Eir's biggest shareholder, Anchorage Capital, plans to acquire part of rival US hedge fund York Capital's almost 10 per cent stake in the phone group, which could tip its voting rights above the 50 per cent level.
A deal would mean that Eir, formerly Eircom, would effectively have had eight controlling shareholders in the past 18 years.
It would also see Eir’s other major shareholders, Singaporean sovereign wealth fund GIC and hedge fund Davidson Kempner, each buying part of the York Capital holding, according to sources.
The transaction would result in Anchorage – which owns 36.4 per cent of Eir’s equity but a higher voting percentage, believed to be between 45 per cent and 49 per cent – taking a controlling interest in the phone group. GIC currently owns 16.3 per cent of the equity and Davidson Kempner owns 11.8 per cent.
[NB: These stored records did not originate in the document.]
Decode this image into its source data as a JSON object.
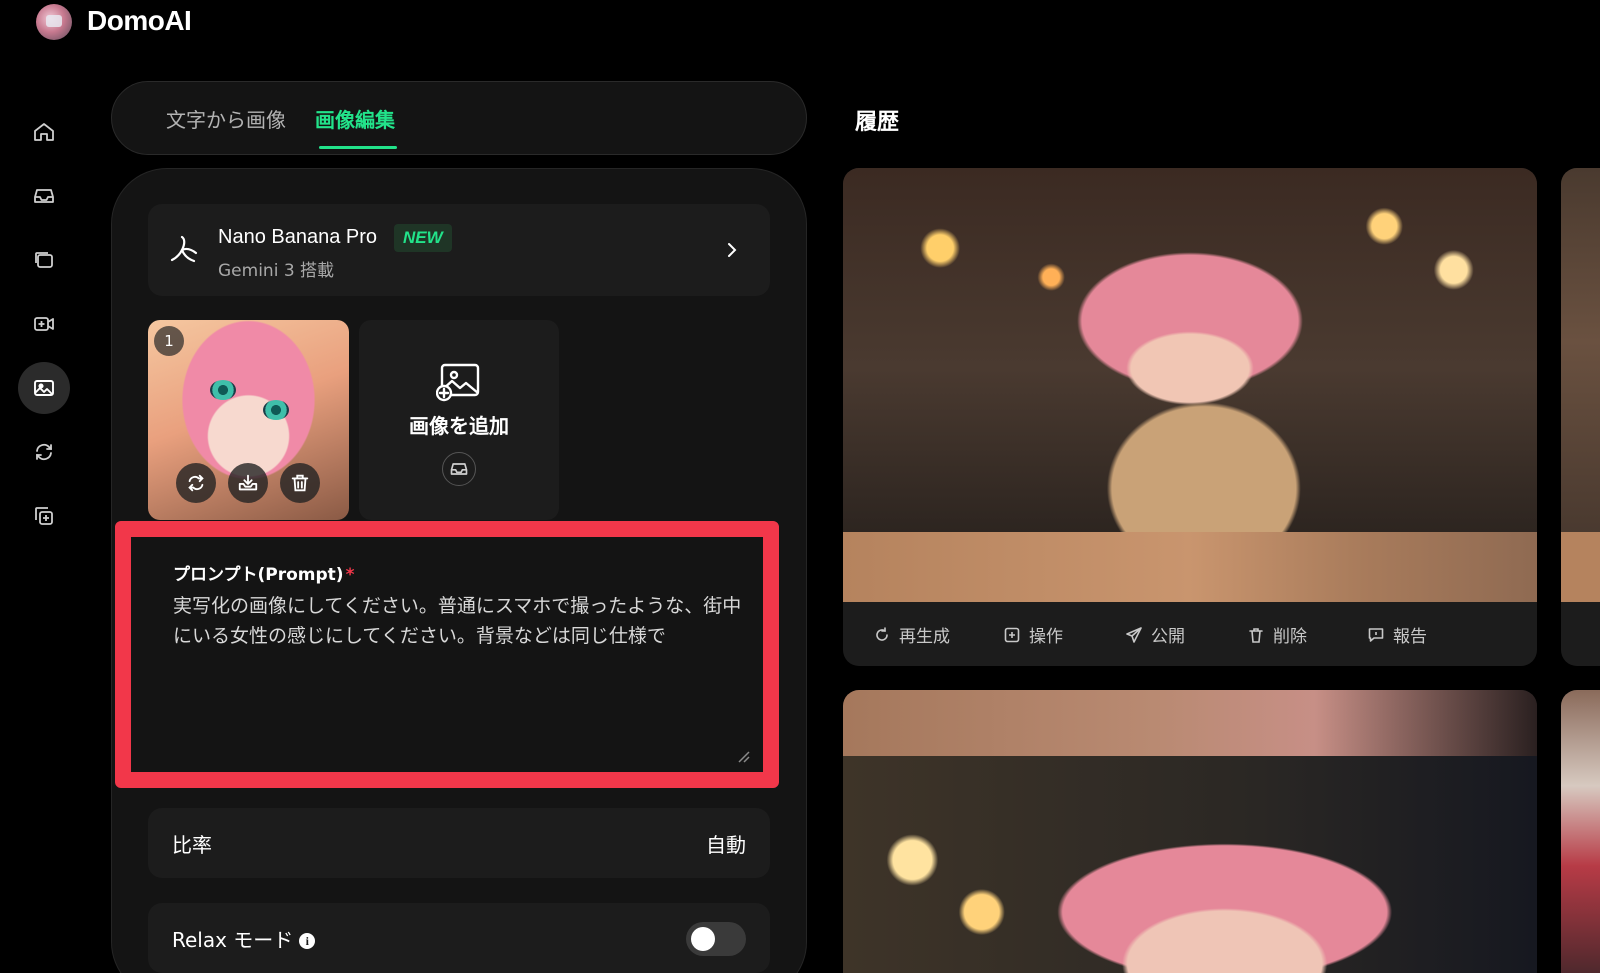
{
  "app": {
    "brand": "DomoAI"
  },
  "tabs": [
    {
      "label": "文字から画像"
    },
    {
      "label": "画像編集"
    }
  ],
  "model": {
    "name": "Nano Banana Pro",
    "badge": "NEW",
    "subtitle": "Gemini 3 搭載"
  },
  "uploads": {
    "first_index": "1",
    "add_label": "画像を追加"
  },
  "prompt": {
    "label": "プロンプト(Prompt)",
    "required_mark": "*",
    "value": "実写化の画像にしてください。普通にスマホで撮ったような、街中にいる女性の感じにしてください。背景などは同じ仕様で"
  },
  "settings": {
    "ratio_label": "比率",
    "ratio_value": "自動",
    "relax_label": "Relax モード",
    "relax_enabled": false
  },
  "history": {
    "title": "履歴",
    "actions": [
      "再生成",
      "操作",
      "公開",
      "削除",
      "報告"
    ]
  },
  "colors": {
    "accent": "#22e38a",
    "highlight": "#f2374a",
    "panel": "#141414",
    "card": "#1c1c1c"
  }
}
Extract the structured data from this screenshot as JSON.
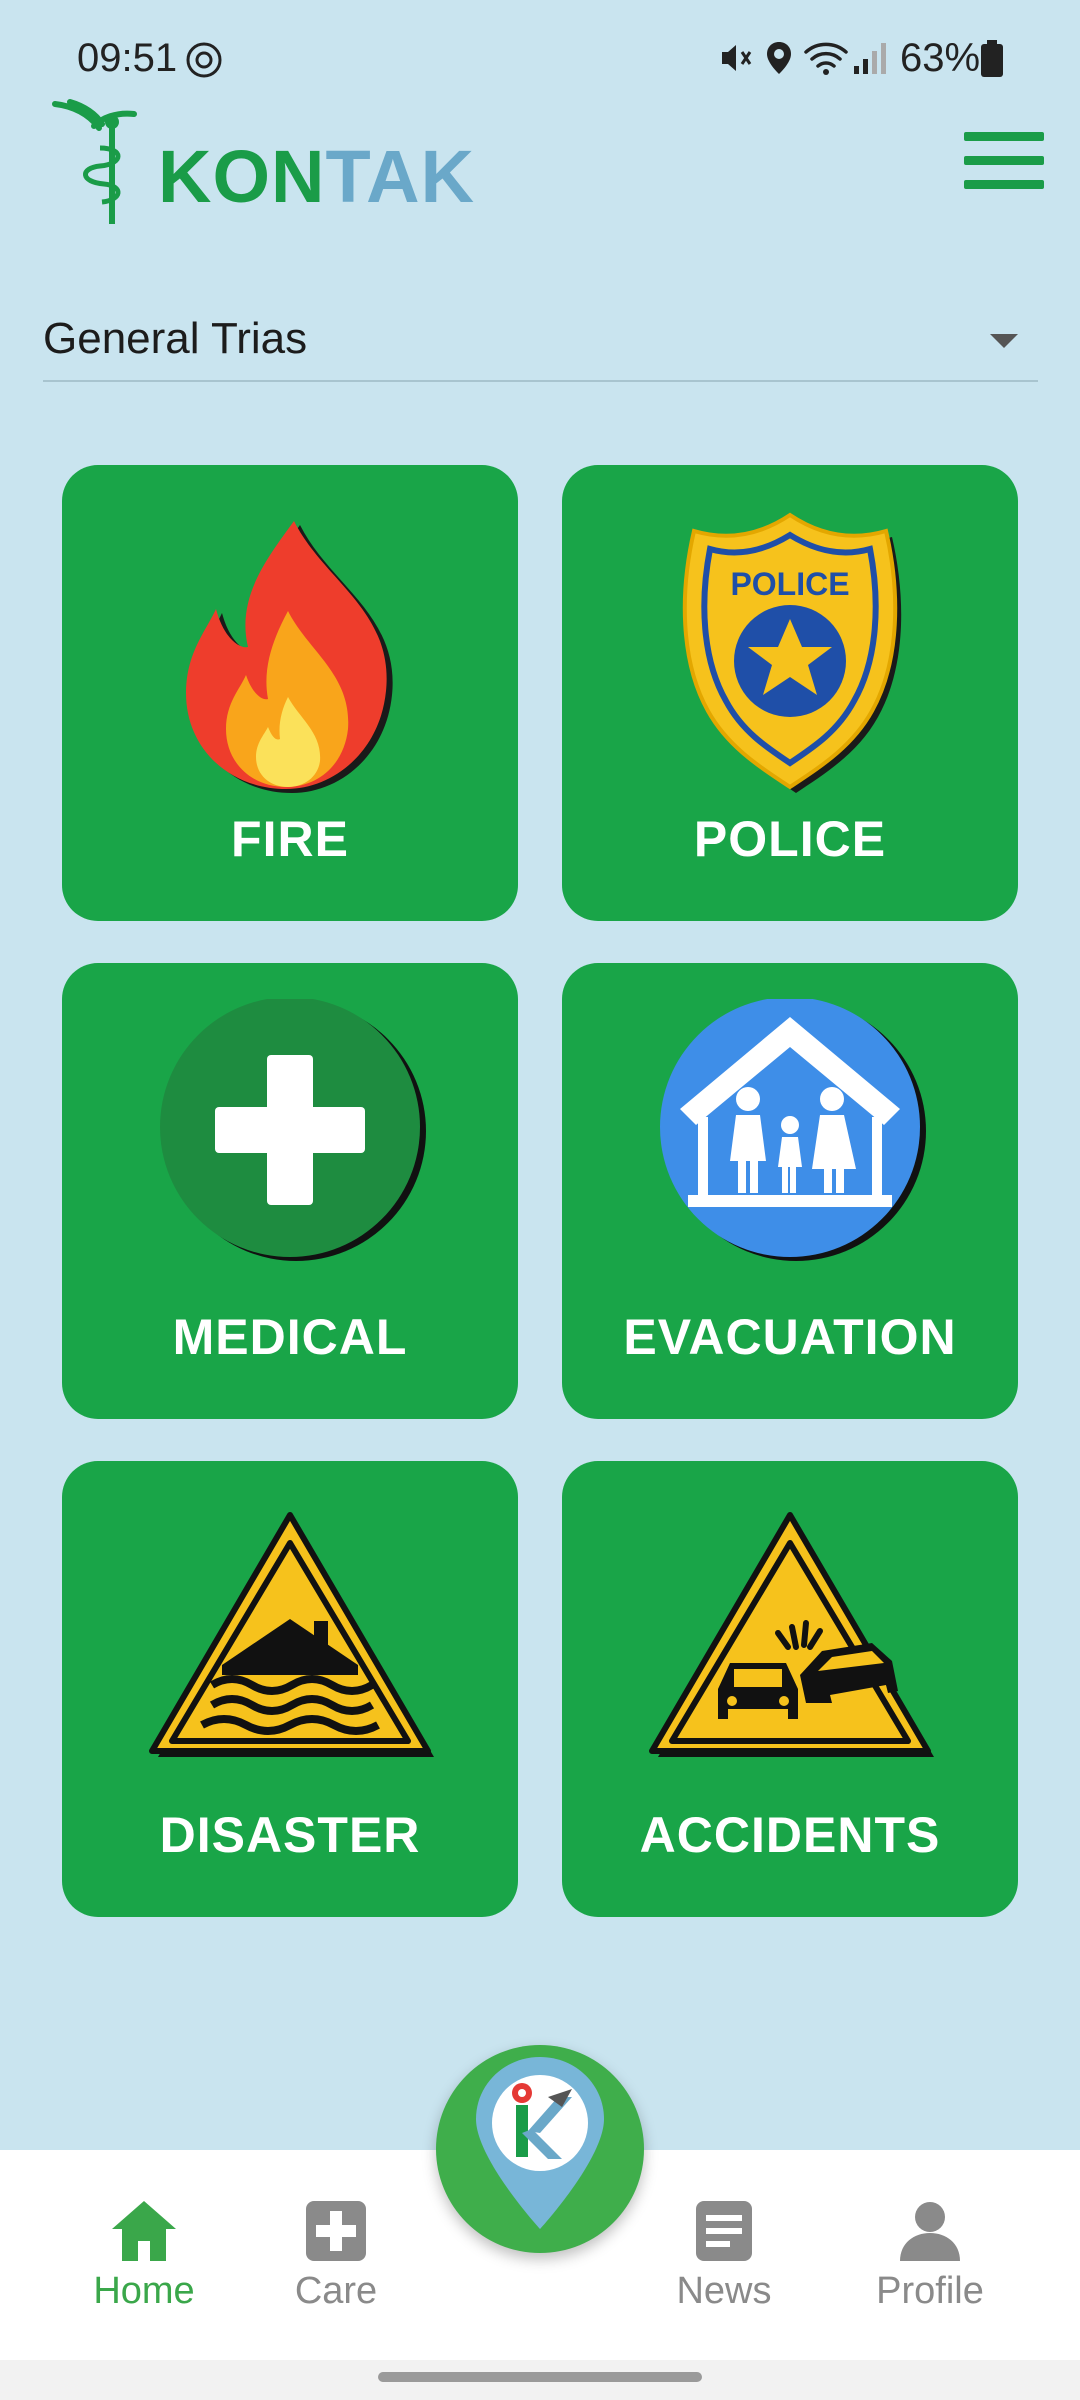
{
  "status_bar": {
    "time": "09:51",
    "battery": "63%"
  },
  "header": {
    "logo": {
      "text_k": "K",
      "text_on": "ON",
      "text_tak": "TAK"
    },
    "menu_icon": "hamburger-menu-icon"
  },
  "location": {
    "selected": "General Trias"
  },
  "categories": [
    {
      "label": "FIRE",
      "icon": "fire-icon"
    },
    {
      "label": "POLICE",
      "icon": "police-badge-icon",
      "badge_text": "POLICE"
    },
    {
      "label": "MEDICAL",
      "icon": "medical-cross-icon"
    },
    {
      "label": "EVACUATION",
      "icon": "evacuation-shelter-icon"
    },
    {
      "label": "DISASTER",
      "icon": "flood-warning-icon"
    },
    {
      "label": "ACCIDENTS",
      "icon": "car-accident-icon"
    }
  ],
  "bottom_nav": {
    "items": [
      {
        "label": "Home",
        "icon": "home-icon",
        "active": true
      },
      {
        "label": "Care",
        "icon": "care-plus-icon",
        "active": false
      },
      {
        "label": "News",
        "icon": "news-icon",
        "active": false
      },
      {
        "label": "Profile",
        "icon": "profile-icon",
        "active": false
      }
    ],
    "fab_icon": "kontak-map-pin-icon"
  },
  "colors": {
    "background": "#c9e4ef",
    "tile": "#19a548",
    "accent": "#1a9c48",
    "nav_active": "#3aa74a",
    "nav_inactive": "#8a8a8a"
  }
}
The Competition and Consumer Protection Commission said in a statement on its website on Wednesday that it had been notified of a proposed acquisition by Anchorage of “sole control of Eircom”, prompting initial speculation that it was making an outright bid for the group.
Eir issued a statement in the early afternoon saying Anchorage’s planned stake increase “is a positive endorsement of the group and its strategy”.
The former State-owned phone group incurred €4.1 billion of debt through five changes in control in 13 years, before it filed the State’s biggest examinership case in 2012. This resulted in its most senior lenders, led by Blackstone, seizing control of the company as €1.8 billion of its borrowings were written off.
Blackstone sold its interest to Anchorage last year, while York Capital accumulated its stake the debt restructuring.
A deal involving York Capital selling its stake will further concentrate the equity ownership of Eir, as it and the other three main shareholders currently own almost 75 per cent of the equity. Their voting position, however, is higher.
GIC took its 16.3 per cent stake in Eir in June from a group of investors, largely hedge funds, that converted debt into equity in 2012 at the time of the restructuring. It paid €232 a share at the time, valuing the company at between €3.3 billion and €3.5 billion.
In a trading update last July, the company said its sales had grown by an estimated “low single-digit” percentage in the three months to the end of June, compared with the same period last year – the fifth consecutive quarter of growth following years of decline.
The company had planned to float on the stock market in 2014, but had to pull the plan late in the day.